In this respect, the array suggests that Maine’s peers in educational effort and outcome may instead be Kentucky, Indiana, Pennsylvania, and Minnesota. In this frame, Maine schools may in fact be credited with “adding value” beyond those of Connecticut, New Jersey, and New Hampshire, despite those states’ higher aggregate scores.

Arraying the same test scores against each state's percentage of students eligible for federal lunch subsidy shows a similar pattern.

States likely to model for improvement

Strikingly, this suggests the states that Maine should be looking toward for models for improvement - and they are relatively few. It will surprise hardly anyone that Massachusetts and Vermont could be states from which Maine might learn something. But it appears that Montana, Minnesota, and North Dakota could serve as good examples applicable to Maine’s circumstances as well.

Maine's position on these charts above also should serve to caution against policy changes adopted from other states that risk moving Maine education in the opposite direction in relation to the trend-line.

The table below compares some of the characteristics that may bear upon the relative test scores and costs in these nominally high-performing states.


 State Expenditure per pupil Pupil-teacher ratio  Pop. per sq. mile  Median income  % poor  NAEP aggregate scores
 NJ $17,537 12.0 1184.1 $64,143 29% 1041
 VT $14,215 10.5 67 $50,619 30% 1042
 MA $13,586 13.6 845 $59,981 30% 1058
 ME $11,898 12.1 43 $48,032 36% 1022
 MN $10,012 15.7 66 $56,956 32% 1037
 MT $9,695 13.6 7 $42,778 36% 1031
 ND $9,168 11.6 9 $49,450 31% 1033
 US $10,792 15.3   $49,777 43% 1003


Data sources and references:


Brian Hubbell
February 4, 2011


[Download as *.pdf]

NAEP Scores

I am in no way qualified to comment on the statistical validity of the NAEP scores. However, I do wonder about the fact that the assessment is not given to all students in all Maine schools every year. Although I understand that mathematically the scores of a few can be extrapolated to the scores of the many, I think it would be good - as with the SAT being administered to all 11th grade Maine students whether planning to attend college or not - if that detail were mentioned as the NAEP scores are used in whatever context they are.

NAEP sampling and error

That's a good point, Nancy.

More information about the NAEP methodology, sampling, error, and limitations can be found on this NAEP page: Cautions in Interpreting NAEP Results. (I've now added the link to the references above.)

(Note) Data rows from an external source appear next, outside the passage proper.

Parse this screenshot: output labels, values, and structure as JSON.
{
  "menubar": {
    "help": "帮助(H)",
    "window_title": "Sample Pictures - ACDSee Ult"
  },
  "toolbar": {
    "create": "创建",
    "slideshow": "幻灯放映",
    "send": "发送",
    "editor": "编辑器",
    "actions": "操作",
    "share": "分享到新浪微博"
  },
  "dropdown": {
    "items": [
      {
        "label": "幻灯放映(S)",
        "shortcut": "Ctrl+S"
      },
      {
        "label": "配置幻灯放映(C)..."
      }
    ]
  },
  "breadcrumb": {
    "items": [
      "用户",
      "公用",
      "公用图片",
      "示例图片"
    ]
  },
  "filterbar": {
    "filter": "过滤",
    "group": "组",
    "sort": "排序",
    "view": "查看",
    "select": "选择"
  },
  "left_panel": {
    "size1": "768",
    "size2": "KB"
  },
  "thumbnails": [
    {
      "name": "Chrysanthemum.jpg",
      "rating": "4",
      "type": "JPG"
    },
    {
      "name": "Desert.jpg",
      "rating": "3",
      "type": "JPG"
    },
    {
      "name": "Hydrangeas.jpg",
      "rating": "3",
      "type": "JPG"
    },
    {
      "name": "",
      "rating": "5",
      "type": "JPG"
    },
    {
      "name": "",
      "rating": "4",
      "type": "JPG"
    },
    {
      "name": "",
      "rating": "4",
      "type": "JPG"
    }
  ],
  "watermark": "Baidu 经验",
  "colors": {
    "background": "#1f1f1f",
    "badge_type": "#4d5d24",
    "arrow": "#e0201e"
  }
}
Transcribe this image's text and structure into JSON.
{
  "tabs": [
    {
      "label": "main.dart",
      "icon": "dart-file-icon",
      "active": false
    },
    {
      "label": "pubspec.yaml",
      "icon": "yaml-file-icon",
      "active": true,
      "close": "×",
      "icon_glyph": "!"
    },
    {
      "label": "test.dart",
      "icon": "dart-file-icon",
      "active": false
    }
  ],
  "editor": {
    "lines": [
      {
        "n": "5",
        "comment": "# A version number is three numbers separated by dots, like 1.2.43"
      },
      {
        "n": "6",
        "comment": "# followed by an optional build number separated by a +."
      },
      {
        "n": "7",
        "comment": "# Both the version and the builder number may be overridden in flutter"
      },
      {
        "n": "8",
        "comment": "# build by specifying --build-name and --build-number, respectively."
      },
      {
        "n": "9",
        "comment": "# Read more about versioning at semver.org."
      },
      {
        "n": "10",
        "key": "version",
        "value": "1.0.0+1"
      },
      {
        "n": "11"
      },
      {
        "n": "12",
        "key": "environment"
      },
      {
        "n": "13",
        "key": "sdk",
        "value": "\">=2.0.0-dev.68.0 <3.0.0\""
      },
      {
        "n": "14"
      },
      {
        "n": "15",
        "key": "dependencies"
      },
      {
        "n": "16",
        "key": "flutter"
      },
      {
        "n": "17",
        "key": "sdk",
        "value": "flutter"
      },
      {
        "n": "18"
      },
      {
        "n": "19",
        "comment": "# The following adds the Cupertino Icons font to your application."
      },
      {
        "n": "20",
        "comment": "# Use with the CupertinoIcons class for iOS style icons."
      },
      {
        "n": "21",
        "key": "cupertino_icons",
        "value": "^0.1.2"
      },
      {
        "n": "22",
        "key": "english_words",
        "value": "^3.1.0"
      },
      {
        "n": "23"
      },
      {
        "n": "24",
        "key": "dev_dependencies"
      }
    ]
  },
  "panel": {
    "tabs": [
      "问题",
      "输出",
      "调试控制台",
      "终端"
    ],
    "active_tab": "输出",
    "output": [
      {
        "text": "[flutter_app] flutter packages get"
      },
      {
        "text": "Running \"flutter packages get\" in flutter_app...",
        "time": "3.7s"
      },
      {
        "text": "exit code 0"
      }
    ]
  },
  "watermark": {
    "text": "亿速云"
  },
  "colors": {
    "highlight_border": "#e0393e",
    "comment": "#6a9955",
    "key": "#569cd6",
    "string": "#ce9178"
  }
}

The key point is that, relative imprecision aside, NAEP the only assessment that is designed for consistency over time and across state lines.